-- Saved entries --
_ _ _

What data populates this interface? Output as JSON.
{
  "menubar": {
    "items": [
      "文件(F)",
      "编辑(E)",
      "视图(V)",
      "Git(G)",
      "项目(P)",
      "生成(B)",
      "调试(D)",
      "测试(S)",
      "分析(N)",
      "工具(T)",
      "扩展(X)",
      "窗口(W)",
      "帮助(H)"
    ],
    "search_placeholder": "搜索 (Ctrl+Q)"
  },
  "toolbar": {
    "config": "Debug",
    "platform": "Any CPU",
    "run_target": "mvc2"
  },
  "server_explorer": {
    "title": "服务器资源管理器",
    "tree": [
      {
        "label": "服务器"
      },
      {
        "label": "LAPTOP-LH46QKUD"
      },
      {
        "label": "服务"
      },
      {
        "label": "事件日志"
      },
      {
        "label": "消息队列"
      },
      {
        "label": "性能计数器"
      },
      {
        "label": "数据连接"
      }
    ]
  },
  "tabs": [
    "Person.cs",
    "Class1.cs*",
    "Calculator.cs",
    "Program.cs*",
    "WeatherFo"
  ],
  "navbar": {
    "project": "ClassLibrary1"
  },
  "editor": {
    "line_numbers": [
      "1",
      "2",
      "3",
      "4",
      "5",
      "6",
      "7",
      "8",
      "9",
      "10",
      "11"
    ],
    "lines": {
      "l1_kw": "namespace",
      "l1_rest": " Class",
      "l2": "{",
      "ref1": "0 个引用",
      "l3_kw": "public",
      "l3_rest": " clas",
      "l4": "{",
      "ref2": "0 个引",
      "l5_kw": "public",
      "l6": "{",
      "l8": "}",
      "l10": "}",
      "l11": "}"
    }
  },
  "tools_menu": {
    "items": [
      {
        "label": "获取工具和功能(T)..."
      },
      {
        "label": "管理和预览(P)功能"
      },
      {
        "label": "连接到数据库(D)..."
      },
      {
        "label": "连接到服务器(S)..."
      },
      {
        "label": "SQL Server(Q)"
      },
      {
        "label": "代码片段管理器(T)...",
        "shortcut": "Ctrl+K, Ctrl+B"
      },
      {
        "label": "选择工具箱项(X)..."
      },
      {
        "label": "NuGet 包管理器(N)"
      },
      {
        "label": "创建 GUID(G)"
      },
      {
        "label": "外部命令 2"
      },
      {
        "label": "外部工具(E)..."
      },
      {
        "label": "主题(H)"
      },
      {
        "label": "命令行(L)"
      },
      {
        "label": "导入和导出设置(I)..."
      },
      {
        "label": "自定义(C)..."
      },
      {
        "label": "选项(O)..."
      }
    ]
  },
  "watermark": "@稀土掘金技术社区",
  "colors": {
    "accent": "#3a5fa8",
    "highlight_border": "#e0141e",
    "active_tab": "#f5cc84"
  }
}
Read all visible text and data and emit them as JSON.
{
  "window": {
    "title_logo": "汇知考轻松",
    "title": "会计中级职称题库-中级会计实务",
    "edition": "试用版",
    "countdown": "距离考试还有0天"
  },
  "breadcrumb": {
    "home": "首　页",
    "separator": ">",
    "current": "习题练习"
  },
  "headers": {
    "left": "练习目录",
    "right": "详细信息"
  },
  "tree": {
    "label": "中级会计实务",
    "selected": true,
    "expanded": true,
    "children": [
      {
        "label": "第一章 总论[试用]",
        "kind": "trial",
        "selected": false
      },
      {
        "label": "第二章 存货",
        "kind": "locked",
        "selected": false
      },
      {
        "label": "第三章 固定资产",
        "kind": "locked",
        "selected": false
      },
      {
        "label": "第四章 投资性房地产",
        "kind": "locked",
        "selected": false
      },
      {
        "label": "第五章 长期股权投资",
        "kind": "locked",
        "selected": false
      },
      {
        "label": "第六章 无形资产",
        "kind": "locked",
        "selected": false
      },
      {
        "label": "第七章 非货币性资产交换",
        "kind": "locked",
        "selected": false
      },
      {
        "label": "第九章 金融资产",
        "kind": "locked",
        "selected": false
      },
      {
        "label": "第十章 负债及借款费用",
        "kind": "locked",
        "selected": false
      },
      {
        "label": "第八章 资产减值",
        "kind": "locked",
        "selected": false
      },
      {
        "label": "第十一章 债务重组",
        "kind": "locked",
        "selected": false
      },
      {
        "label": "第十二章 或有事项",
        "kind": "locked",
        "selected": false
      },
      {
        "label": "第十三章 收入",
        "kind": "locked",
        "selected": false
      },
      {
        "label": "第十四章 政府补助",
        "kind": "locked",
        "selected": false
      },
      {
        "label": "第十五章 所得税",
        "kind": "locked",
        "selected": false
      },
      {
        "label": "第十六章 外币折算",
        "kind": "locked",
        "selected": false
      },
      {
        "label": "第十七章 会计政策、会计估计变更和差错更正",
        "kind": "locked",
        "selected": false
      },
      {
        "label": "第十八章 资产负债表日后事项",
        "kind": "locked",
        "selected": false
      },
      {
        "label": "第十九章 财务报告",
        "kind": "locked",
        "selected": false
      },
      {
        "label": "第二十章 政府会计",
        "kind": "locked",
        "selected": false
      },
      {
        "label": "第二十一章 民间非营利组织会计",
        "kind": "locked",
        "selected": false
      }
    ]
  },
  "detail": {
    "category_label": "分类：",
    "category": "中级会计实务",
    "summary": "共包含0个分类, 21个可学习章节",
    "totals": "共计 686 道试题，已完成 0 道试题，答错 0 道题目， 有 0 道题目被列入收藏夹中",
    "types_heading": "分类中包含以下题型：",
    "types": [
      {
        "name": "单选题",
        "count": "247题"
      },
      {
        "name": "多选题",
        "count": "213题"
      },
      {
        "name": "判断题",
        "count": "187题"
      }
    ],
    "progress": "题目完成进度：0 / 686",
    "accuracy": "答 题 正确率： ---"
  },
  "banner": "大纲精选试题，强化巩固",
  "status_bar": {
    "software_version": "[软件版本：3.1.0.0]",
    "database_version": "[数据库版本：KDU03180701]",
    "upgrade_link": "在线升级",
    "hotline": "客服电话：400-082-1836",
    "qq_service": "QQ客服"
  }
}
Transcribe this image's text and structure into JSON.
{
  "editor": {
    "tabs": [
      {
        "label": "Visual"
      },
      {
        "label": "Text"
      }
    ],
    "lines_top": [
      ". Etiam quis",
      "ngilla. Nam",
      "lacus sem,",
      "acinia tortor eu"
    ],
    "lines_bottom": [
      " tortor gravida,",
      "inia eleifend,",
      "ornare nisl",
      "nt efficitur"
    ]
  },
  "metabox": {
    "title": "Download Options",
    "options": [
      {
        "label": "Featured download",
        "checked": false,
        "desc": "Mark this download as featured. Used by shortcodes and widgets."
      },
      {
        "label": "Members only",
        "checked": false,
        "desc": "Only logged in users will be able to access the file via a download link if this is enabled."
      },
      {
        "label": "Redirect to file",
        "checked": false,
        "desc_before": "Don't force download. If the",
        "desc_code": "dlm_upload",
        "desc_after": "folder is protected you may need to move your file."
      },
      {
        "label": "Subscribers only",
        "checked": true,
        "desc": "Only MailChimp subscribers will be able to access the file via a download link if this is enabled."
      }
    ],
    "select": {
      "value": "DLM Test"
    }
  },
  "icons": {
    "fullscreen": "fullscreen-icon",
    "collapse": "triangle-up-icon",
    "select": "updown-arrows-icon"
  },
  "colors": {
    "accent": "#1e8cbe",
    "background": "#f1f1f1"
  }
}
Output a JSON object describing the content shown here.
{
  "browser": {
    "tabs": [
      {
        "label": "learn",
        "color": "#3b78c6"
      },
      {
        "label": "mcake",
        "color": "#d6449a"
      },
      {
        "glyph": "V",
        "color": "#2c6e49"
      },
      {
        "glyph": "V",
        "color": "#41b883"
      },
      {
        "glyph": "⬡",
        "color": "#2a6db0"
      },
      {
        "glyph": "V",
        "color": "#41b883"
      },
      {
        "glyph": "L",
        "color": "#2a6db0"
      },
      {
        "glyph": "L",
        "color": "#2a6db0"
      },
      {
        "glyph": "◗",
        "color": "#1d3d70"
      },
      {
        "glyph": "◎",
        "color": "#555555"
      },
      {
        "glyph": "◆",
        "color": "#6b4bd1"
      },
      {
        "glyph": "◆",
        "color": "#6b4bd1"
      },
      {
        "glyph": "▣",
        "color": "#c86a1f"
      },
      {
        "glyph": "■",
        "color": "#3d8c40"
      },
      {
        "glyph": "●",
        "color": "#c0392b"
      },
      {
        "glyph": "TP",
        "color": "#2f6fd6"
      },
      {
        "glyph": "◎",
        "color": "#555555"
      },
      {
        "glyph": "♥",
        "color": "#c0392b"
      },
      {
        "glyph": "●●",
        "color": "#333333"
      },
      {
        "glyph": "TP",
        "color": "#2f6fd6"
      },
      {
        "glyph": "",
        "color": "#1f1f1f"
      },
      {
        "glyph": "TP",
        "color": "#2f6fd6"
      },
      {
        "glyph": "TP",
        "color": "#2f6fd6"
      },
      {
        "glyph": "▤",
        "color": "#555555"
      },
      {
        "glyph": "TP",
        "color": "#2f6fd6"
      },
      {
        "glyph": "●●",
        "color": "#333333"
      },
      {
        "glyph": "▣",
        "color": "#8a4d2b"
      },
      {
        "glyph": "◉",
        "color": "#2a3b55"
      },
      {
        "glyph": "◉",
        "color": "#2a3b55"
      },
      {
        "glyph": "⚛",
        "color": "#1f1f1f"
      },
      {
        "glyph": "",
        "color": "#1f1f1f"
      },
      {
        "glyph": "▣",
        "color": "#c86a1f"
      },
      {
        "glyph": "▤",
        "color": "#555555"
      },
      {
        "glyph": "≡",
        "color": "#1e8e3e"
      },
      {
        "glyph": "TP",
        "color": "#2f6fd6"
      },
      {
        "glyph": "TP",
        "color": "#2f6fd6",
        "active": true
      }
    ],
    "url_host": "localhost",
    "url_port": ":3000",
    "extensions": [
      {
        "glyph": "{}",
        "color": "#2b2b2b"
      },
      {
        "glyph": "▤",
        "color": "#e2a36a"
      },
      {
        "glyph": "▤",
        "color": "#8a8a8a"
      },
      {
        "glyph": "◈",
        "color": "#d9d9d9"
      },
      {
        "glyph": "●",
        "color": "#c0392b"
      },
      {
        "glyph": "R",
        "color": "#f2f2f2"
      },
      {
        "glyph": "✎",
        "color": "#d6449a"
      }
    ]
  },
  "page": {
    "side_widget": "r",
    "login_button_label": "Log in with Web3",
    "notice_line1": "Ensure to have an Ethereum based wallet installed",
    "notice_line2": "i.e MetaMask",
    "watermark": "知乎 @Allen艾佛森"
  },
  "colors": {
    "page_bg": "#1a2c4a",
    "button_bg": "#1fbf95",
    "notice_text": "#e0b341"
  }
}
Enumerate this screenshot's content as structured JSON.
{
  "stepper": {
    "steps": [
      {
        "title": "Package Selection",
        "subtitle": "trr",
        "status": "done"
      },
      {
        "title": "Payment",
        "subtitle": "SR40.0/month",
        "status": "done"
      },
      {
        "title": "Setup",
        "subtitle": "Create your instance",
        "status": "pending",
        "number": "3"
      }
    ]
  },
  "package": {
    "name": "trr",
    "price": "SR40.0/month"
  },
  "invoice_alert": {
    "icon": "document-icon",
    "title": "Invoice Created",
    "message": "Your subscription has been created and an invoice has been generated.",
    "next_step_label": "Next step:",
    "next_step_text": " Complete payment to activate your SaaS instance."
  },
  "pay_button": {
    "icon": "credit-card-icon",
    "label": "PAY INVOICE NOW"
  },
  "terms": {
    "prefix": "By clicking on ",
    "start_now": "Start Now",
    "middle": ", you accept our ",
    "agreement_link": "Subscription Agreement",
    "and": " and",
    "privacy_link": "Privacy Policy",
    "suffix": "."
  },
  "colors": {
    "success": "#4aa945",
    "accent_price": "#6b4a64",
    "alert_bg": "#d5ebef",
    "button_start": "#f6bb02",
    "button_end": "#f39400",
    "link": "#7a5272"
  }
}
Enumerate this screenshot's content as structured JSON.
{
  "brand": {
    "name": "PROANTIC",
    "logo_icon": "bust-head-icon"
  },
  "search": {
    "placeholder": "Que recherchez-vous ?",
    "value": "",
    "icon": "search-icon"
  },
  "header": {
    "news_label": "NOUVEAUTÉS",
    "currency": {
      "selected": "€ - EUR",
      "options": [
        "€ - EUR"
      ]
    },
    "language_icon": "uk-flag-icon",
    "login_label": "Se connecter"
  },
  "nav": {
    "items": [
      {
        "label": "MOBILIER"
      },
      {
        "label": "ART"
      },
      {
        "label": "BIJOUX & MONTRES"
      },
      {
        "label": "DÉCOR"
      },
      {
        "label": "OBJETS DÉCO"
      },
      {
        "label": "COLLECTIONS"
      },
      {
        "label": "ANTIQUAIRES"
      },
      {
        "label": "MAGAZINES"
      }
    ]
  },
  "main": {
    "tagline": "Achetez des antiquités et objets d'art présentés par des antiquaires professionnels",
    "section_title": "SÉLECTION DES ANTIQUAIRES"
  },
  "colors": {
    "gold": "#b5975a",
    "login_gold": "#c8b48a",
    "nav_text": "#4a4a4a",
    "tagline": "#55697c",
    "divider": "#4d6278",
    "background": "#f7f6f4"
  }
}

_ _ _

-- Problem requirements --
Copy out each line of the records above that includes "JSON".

-- Result for this exercise --
What data populates this interface? Output as JSON.
Read all visible text and data and emit them as JSON.
Transcribe this image's text and structure into JSON.
Output a JSON object describing the content shown here.
Enumerate this screenshot's content as structured JSON.
Enumerate this screenshot's content as structured JSON.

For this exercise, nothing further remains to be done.